The Howard University Senate Association (HUSA) voted to reject the creation of a committee that would seek to speak on behalf of queer and LGBTQ+ students at Howard.
On Sept. 21 at 8:40 p.m., HUSA convened at Douglass Hall in part to hear from CASCADE Vice President of External Affairs and current HUSA Senator Jayda Peets. Peets proposed legislation to institute what would be called a Lavender Committee that would focus on issues related to the LGBTQIA+ community such as increased representation in the senate.
CASCADE, which stands for Coalition of Activist Students Celebrating the Acceptance of Diversity and Equality, is a Howard University organization focused on promoting inclusion and equity.
The proposal to create the committee was rejected by 14 votes to 6.
After the vote, Peets told the Hilltop, “I believe this decision will have a detrimental effect on the relationship between the HUSA Senate and the LGBTQIA+ community. After the meeting, tears were shared within the queer community and it seems the senators who voted “no” just didn’t care. I believe that the LGBTQIA+ community did not feel seen or heard by the Senate.
Senators who voted against the creation of the committee said having a non-voting representative from each organization and marginalized group would allow for greater representation of students from all walks of life in the Senate.
Charis Haynes, a biology student and HUSA parliamentary president, explained why she voted against passing the proposal.
She said: “I think more work can be done within the current Student Advocacy Committee to advocate for this community and the issues it faces before we make the decision to create a permanent Lavender Committee. ”
Hassana Baldé, president of HUSA Student Advocacy, explained why she opposed Hilltop’s proposal. “I voted no because as Chair of Student Advocacy, it is important to me that we ensure that all marginalized communities receive ample advocacy opportunities and that it is not there is no hierarchy of representation.”
Baldé plans to pass legislation that would allow a CASCADE representative to sit as a nonvoting member of the student advocacy committee. She said this would “ensure that the needs, concerns and visions of the LGBTQIA+ community are not only considered, but prioritized.”
Finally, Baldé also said, “I hope the community understands that this decision is in no way an intentional blow to what it is trying to accomplish and is willing to work alongside all current student leaders to improve representation on the Howard University campus.

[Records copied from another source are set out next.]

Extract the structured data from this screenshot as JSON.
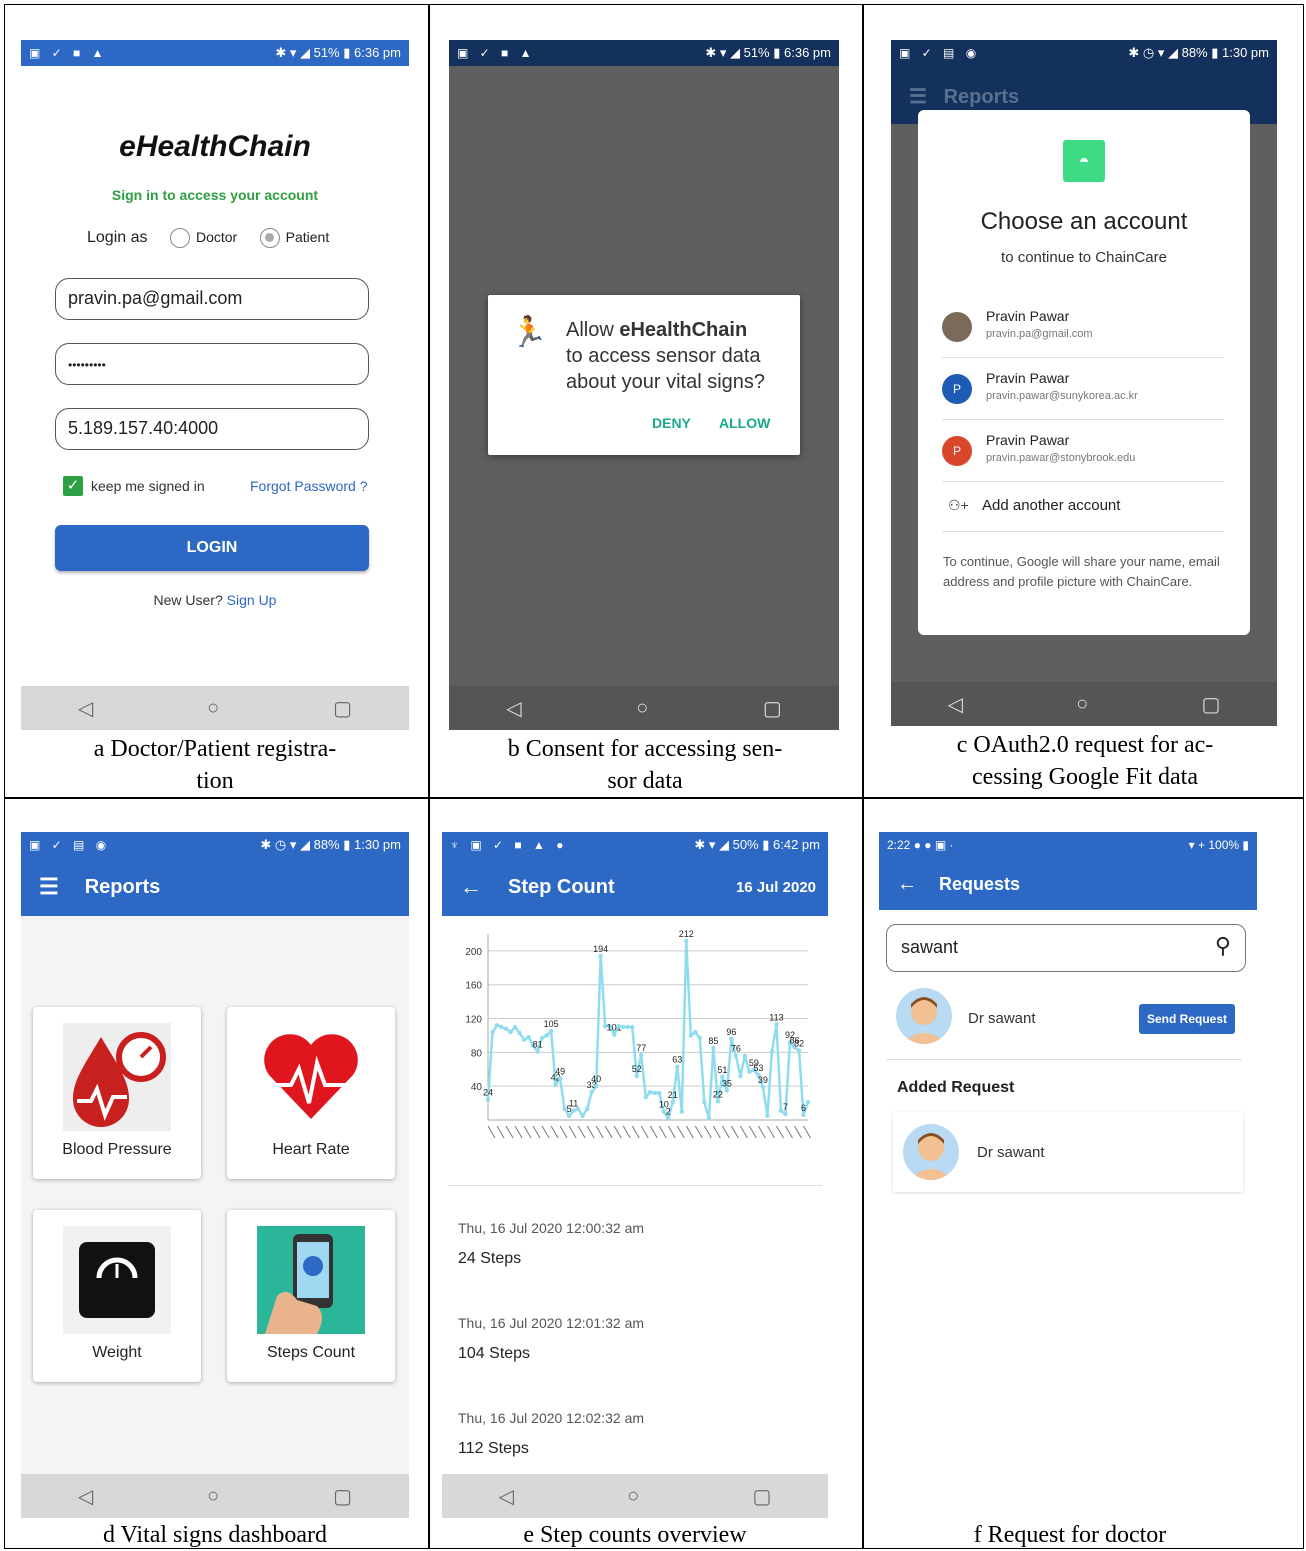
{
  "screens": {
    "a": {
      "status_time": "6:36 pm",
      "status_battery": "51%",
      "app_name": "eHealthChain",
      "subtitle": "Sign in to access your account",
      "login_as_label": "Login as",
      "role_doctor": "Doctor",
      "role_patient": "Patient",
      "email_value": "pravin.pa@gmail.com",
      "password_value": "•••••••••",
      "server_value": "5.189.157.40:4000",
      "keep_signed": "keep me signed in",
      "forgot": "Forgot Password ?",
      "login_button": "LOGIN",
      "new_user": "New User?",
      "sign_up": "Sign Up",
      "caption_line1": "a  Doctor/Patient registra-",
      "caption_line2": "tion"
    },
    "b": {
      "status_time": "6:36 pm",
      "status_battery": "51%",
      "dialog_prefix": "Allow ",
      "dialog_app": "eHealthChain",
      "dialog_line2": "to access sensor data",
      "dialog_line3": "about your vital signs?",
      "deny": "DENY",
      "allow": "ALLOW",
      "caption_line1": "b  Consent for accessing sen-",
      "caption_line2": "sor data"
    },
    "c": {
      "status_time": "1:30 pm",
      "status_battery": "88%",
      "appbar_title": "Reports",
      "choose_title": "Choose an account",
      "choose_sub": "to continue to ChainCare",
      "accounts": [
        {
          "name": "Pravin Pawar",
          "email": "pravin.pa@gmail.com",
          "initial": ""
        },
        {
          "name": "Pravin Pawar",
          "email": "pravin.pawar@sunykorea.ac.kr",
          "initial": "P"
        },
        {
          "name": "Pravin Pawar",
          "email": "pravin.pawar@stonybrook.edu",
          "initial": "P"
        }
      ],
      "add_account": "Add another account",
      "footer": "To continue, Google will share your name, email address and profile picture with ChainCare.",
      "caption_line1": "c  OAuth2.0 request for ac-",
      "caption_line2": "cessing Google Fit data"
    },
    "d": {
      "status_time": "1:30 pm",
      "status_battery": "88%",
      "appbar_title": "Reports",
      "tiles": [
        "Blood Pressure",
        "Heart Rate",
        "Weight",
        "Steps Count"
      ],
      "caption": "d  Vital signs dashboard"
    },
    "e": {
      "status_time": "6:42 pm",
      "status_battery": "50%",
      "appbar_title": "Step Count",
      "appbar_date": "16 Jul 2020",
      "entries": [
        {
          "date": "Thu, 16 Jul 2020  12:00:32 am",
          "steps": "24 Steps"
        },
        {
          "date": "Thu, 16 Jul 2020  12:01:32 am",
          "steps": "104 Steps"
        },
        {
          "date": "Thu, 16 Jul 2020  12:02:32 am",
          "steps": "112 Steps"
        }
      ],
      "caption": "e  Step counts overview"
    },
    "f": {
      "status_time": "2:22",
      "status_battery": "100%",
      "appbar_title": "Requests",
      "search_value": "sawant",
      "doctor_name": "Dr sawant",
      "send_request": "Send Request",
      "added_header": "Added Request",
      "added_name": "Dr sawant",
      "caption": "f  Request for doctor"
    }
  },
  "chart_data": {
    "type": "line",
    "ylim": [
      0,
      220
    ],
    "yticks": [
      40,
      80,
      120,
      160,
      200
    ],
    "values": [
      24,
      104,
      112,
      110,
      108,
      104,
      110,
      103,
      95,
      98,
      88,
      81,
      97,
      100,
      105,
      42,
      49,
      13,
      5,
      11,
      13,
      5,
      13,
      33,
      40,
      194,
      111,
      111,
      101,
      111,
      110,
      110,
      110,
      52,
      77,
      27,
      33,
      32,
      32,
      10,
      2,
      21,
      63,
      10,
      212,
      100,
      104,
      97,
      21,
      2,
      85,
      22,
      51,
      35,
      96,
      76,
      52,
      76,
      57,
      59,
      53,
      39,
      5,
      81,
      113,
      11,
      7,
      92,
      86,
      82,
      6,
      21
    ],
    "labels_shown": [
      "24",
      "194",
      "212",
      "113",
      "105",
      "101",
      "77",
      "63",
      "52",
      "49",
      "42",
      "40",
      "33",
      "85",
      "96",
      "76",
      "81",
      "92",
      "86",
      "82",
      "51",
      "35",
      "22",
      "59",
      "53",
      "39",
      "10",
      "2",
      "21",
      "5",
      "7",
      "11",
      "6"
    ],
    "line_color": "#8fdcef"
  },
  "colors": {
    "primary": "#2c68c4",
    "green_text": "#2ea043",
    "link": "#2c68c4",
    "dialog_button": "#1aa98c"
  }
}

Other students and leaders voiced their disagreement with Wednesday’s decision, including Mia Rivers.
Rivers, a young biology student from Maryland, is the current president of Howard University’s Out in STEM (oSTEM) chapter. oSTEM is a non-profit organization focused on expanding LGBTQIA+ representation in STEM fields.
She said: “I find this decision by HUSA extremely disappointing. The senators did not give a clear reason why they would not support the Lavender Committee. I think Howard’s queer community deserves an answer as to why a support initiative was shut down before it could even get started.
Rivers expressed concern that the rejection could create a trend on campus. “I’m concerned that HUSA and other Howard boards will cut other resources for other underrepresented groups on campus. There were hundreds of students showing their support for the Lavender Committee, trying to persuade their senators. I’m just shocked that senators didn’t consider the experiences and needs of their peers.
A student who wished to remain anonymous because he did not officially identify as queer explained his views on HUSA’s decision to create a Lavender Committee.
“Before the decision, I was hoping things would change, but as soon as the decision was made, it was so disappointing. I think the Senate needs to work on ways to significantly improve the representation of students and LGBTQIA+ organizations. on campus. As for how this would affect gay Howard students, they would certainly feel a sense of invisibility as their voices are heard but ignored,” they said.
Peets hopes to present the Lavender Committee proposal again at the next HUSA constitutional convention in the spring.
Copy edited by Jadyn Barnett